    Let’s see…what else… it’s very important that you read the most CURRENT reviews. Products (especially electronics) go through a lot of revisions in their life times, and a product that started off well built may have turned into a poorly constructed piece of crap in the interim years between that 5 star rating from 2005 and your purchase being made in 2009. It’s not uncommon to see recent reviews of electronics that say things like “the color has since changed”, “the accessories have changed”, etc. I once bought a pair of headphones from Amazon that were shown as having a metal storage case, lined with foam. The headphones arrived without the case, which the reviews I hadn’t read quickly revealed to me was the new norm.

    One last thing: Prices on Amazon change day to day. I often find myself believing that there is a piece of software watching the online market for items, and adjusting Amazon’s price to be competitive, or to beat, the prices of other online retailers. Amazon lists the best price as the default, so it has a stake in making sure that it is cheaper than it’s affiliates at the very least (often by a penny) to avoid being the non-default retailer for that item. An example is the Chuck Season 2 Blu-Ray set, which was 70 something dollars one day, and 50 something the very next day. You should hold off on any big purchases for a couple of days, just to make sure you are getting the best price.

    *fingers have fallen off*

    • Rectilinear Propagation says:

      Always trust the average of the star ratings over any one review (if there are 100 reviews, 90% of them being 5 stars, you shouldn’t worry about a 1 star review).

      @KCChiefsFan: The reason why someone gave it 1 star might be important.

      For example, there is a book of knitting and crochet patterns that has a decent average rating. However, if you read the one star reviews you’ll find out that almost all of the patterns are for knitters. If you only crochet that matters more than the average rating.

  26. parrotuya says:

    I read several reviews (good and bad) while watching for “corporate shill” speak. Overly glowing reviews are a red flag.

    Most bad reviews are from technically-challenged consumers who don’t read instructions. I also check Consumer Reports and other review sites for the same product. I check price variation between stores for the same or similar models.

    Do your research before buying.
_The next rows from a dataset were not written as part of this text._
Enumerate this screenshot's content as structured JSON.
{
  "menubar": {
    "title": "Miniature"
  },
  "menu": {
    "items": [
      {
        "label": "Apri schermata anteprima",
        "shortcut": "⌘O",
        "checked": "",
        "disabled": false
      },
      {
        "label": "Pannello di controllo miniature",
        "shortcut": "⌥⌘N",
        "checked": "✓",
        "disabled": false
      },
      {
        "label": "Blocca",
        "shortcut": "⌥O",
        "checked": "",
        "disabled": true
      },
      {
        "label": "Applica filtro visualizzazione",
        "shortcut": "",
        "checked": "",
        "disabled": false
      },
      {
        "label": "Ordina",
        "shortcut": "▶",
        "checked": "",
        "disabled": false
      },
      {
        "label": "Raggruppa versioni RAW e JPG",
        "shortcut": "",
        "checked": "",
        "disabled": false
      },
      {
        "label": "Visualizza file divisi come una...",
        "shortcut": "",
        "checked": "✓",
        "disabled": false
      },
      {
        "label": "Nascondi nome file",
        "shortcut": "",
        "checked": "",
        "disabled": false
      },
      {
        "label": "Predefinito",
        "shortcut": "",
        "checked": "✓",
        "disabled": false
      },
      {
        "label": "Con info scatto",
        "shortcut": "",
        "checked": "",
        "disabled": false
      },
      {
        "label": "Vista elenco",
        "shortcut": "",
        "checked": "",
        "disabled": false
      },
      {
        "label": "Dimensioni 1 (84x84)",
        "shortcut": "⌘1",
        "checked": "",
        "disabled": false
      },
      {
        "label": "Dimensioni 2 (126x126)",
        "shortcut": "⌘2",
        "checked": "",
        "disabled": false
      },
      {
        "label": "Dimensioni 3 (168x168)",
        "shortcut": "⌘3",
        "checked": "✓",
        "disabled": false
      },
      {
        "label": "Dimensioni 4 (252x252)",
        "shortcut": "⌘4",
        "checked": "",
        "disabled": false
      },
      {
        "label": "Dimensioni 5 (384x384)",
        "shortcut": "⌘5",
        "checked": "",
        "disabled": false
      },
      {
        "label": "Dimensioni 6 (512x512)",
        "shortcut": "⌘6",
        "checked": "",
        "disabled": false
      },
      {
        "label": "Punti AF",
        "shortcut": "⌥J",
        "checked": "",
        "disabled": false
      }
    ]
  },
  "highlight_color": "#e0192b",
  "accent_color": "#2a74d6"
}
It’s a jungle out there!

    DOWn,baby, DOWn!

  27. Christopher Piersol says:

    My wife pointed me to this after I told her about this reviewer on amazon, who gives all 5 star reviews.

    [www.amazon.com]

  28. discounteggroll says:

    and unfortunately walt mossberg gets to live another day =(

    one of these days walt…one of these days